Courtesy of Timber Pizza Co.
Courtesy of Timber Pizza Co.

Diners are already doing their part to help D.C. restaurants as they fight to survive the economic strife of COVID-19 by ordering take-out and delivery. Others who aren’t able to patronize restaurants right now are donating to community organizations supporting the hospitality industry, or directly to restaurants’ GoFundMe pages set up to help laid off staff. 

Restaurant staff report feeling grateful for any orders that come in, but also stress that there are ways to be a better take-out and delivery customer during the crisis. Some are experimenting with to-go food for the first time because it’s their only option, while others are trying to do the work of 10 people with two or three staff members.

Chefs and owners shared the following tips to maximize impact:

Get your order in early.

You may have encountered restaurants posting messages that they’re pausing new orders because they’re overwhelmed. Don’t automatically assume they’re swimming in a money pit and don’t need more business. “Their kitchens are set up to serve dining rooms, which are normally seated in more paced ways, unlike online orders,” says Buttercream Bakeshop owner Tiffany MacIsaac. “Everyone eats at prime times. If you can order earlier or later, that’s a huge help.” She suggests placing orders before 6:45 p.m. or after 8 p.m. 

Most restaurants that have decided to stay open for take-out and delivery are not operating with their full cast of employees, which can make it hard to keep up with demand if the lion’s share of customers want dinner at 7 p.m.

And there’s only so much room in the oven. “If ordering is turned off, trust that it is for a reason and we are working as hard as we can to get back online,” says Timber Pizza Co. and Call Your Mother co-owner Andrew Dana. “We are operating with one third of the staff we’re typically used to, so we are all still figuring it out!”

Cut back on special requests and modifications, when possible. 

“Limit special requests and modifications,” Dana adds. “Restaurants are working with skeleton crews right now, so special requests are extra hard to fulfill. If it’s a true allergy, of course we will work with you.” 

Some restaurants, like The Red Hen, list a number to call if you need to discuss allergies before placing an order. 

If you can swing it, pick-up is paramount. 

Food & Wine’s Khushbu Shah penned a poignant essay arguing that “it’s time to delete your delivery apps.” Because every dollar counts, restaurants have been pleading for third-party delivery apps like UberEats, Grubhub, and Postmates to reduce their rate during the crisis. Their commission typically hovers around 30 percent of a sale.

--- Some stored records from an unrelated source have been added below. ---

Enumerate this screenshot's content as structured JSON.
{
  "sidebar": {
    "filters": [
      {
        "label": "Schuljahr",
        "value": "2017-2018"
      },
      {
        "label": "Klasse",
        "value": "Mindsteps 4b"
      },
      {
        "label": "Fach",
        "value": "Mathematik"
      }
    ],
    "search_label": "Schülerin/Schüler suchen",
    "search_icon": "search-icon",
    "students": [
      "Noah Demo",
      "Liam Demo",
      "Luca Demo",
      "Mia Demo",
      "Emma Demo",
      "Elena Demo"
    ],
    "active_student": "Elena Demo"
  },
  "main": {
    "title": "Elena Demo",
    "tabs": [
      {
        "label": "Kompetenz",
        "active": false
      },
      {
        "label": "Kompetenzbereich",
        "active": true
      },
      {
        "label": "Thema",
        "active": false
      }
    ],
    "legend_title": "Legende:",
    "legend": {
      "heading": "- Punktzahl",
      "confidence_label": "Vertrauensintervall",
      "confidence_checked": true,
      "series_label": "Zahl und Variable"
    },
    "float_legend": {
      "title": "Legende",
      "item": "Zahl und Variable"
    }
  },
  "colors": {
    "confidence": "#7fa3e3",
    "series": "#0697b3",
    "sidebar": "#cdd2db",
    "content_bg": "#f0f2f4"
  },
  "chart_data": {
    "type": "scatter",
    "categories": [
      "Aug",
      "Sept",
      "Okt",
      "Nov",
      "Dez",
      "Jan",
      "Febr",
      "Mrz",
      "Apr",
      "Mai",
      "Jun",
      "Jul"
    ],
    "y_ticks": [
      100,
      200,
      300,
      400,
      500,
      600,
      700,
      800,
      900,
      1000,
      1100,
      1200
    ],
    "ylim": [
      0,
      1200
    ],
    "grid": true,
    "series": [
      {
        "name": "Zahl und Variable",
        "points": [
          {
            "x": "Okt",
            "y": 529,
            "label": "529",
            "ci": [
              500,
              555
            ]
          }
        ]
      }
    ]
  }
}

Frustrated with some companies’ lack of willingness to be team players, some cities are taking a stand. Last week, San Francisco Mayor London Breed instituted a commission fee cap of 15 percent. City Paper has contacted Restaurant Association of Metropolitan Washington to see if such a measure is worth exploring in D.C.

When a customer picks up an order at a restaurant it eliminates the middle man and ensures that every buck goes directly to a restaurant and its staff. Espita Mezcaleria co-owner Josh Phillips urges customers to consider pick-up. “We avoid fees that way,” he says. “But if you pick up, please pay online. Any interaction we can avoid is a plus. Also, please wear a mask to keep our team safe when you pick up your food.” 

“Picking up the order also allows gratuities, which are often very generous, to go to the tipped employees of the restaurant and eliminates one point of contact,” says Schlow Restaurant Group Executive Pastry Chef Alex Levin. “That’s not feasible for everyone if distance is a factor.” 

If you are unable to pick up food, consider that some restaurants are handling delivery themselves. Before pulling up an app, call your favorite restaurant to determine the best approach to ordering. 

Check a restaurant’s website for instructions or tips. 

“Follow the directions on our website or doors so that everyone remains safe,” says Cork Wine Bar & Market co-owner Diane Gross. She adds that customers, who don’t see what they’re looking for online, should call the restaurant. “We’re happy to help people over the phone get exactly what they want. Also let us know if you’re flexible on delivery—do you need that case of wine today or just in the next two or so days?” 

Answer your phone.

“If you’re expecting a delivery, do your best to make yourself available via phone during the delivery window,” says Will Hand, District Doughnut’s director of sales and marketing. “Deliveries to apartment buildings or tricky addresses leave the driver with little recourse if the customer doesn’t answer, or when the customer isn’t there to receive the food. The driver may have to wait a while, which has a ripple effect on his next deliveries. Also, add any special delivery instructions whenever possible. Everybody wins with a prompt delivery handoff.”

Have patience.

Duke’s Grocery managing partner Daniel Kramer calls for patience, compassion, and empathy for everyone involved—from the person in front of you in a pick-up line to restaurant staff. “Everyone is in a state of flux, especially restaurants,” he says. “The pivot from dine-in to takeout and delivery is not as simple as just putting something in a to-go box instead of on a plate. The entire operation is different and please trust that we are doing our absolute best in exceptionally difficult circumstances.”

Restaurant owners or employees with additional tips can contact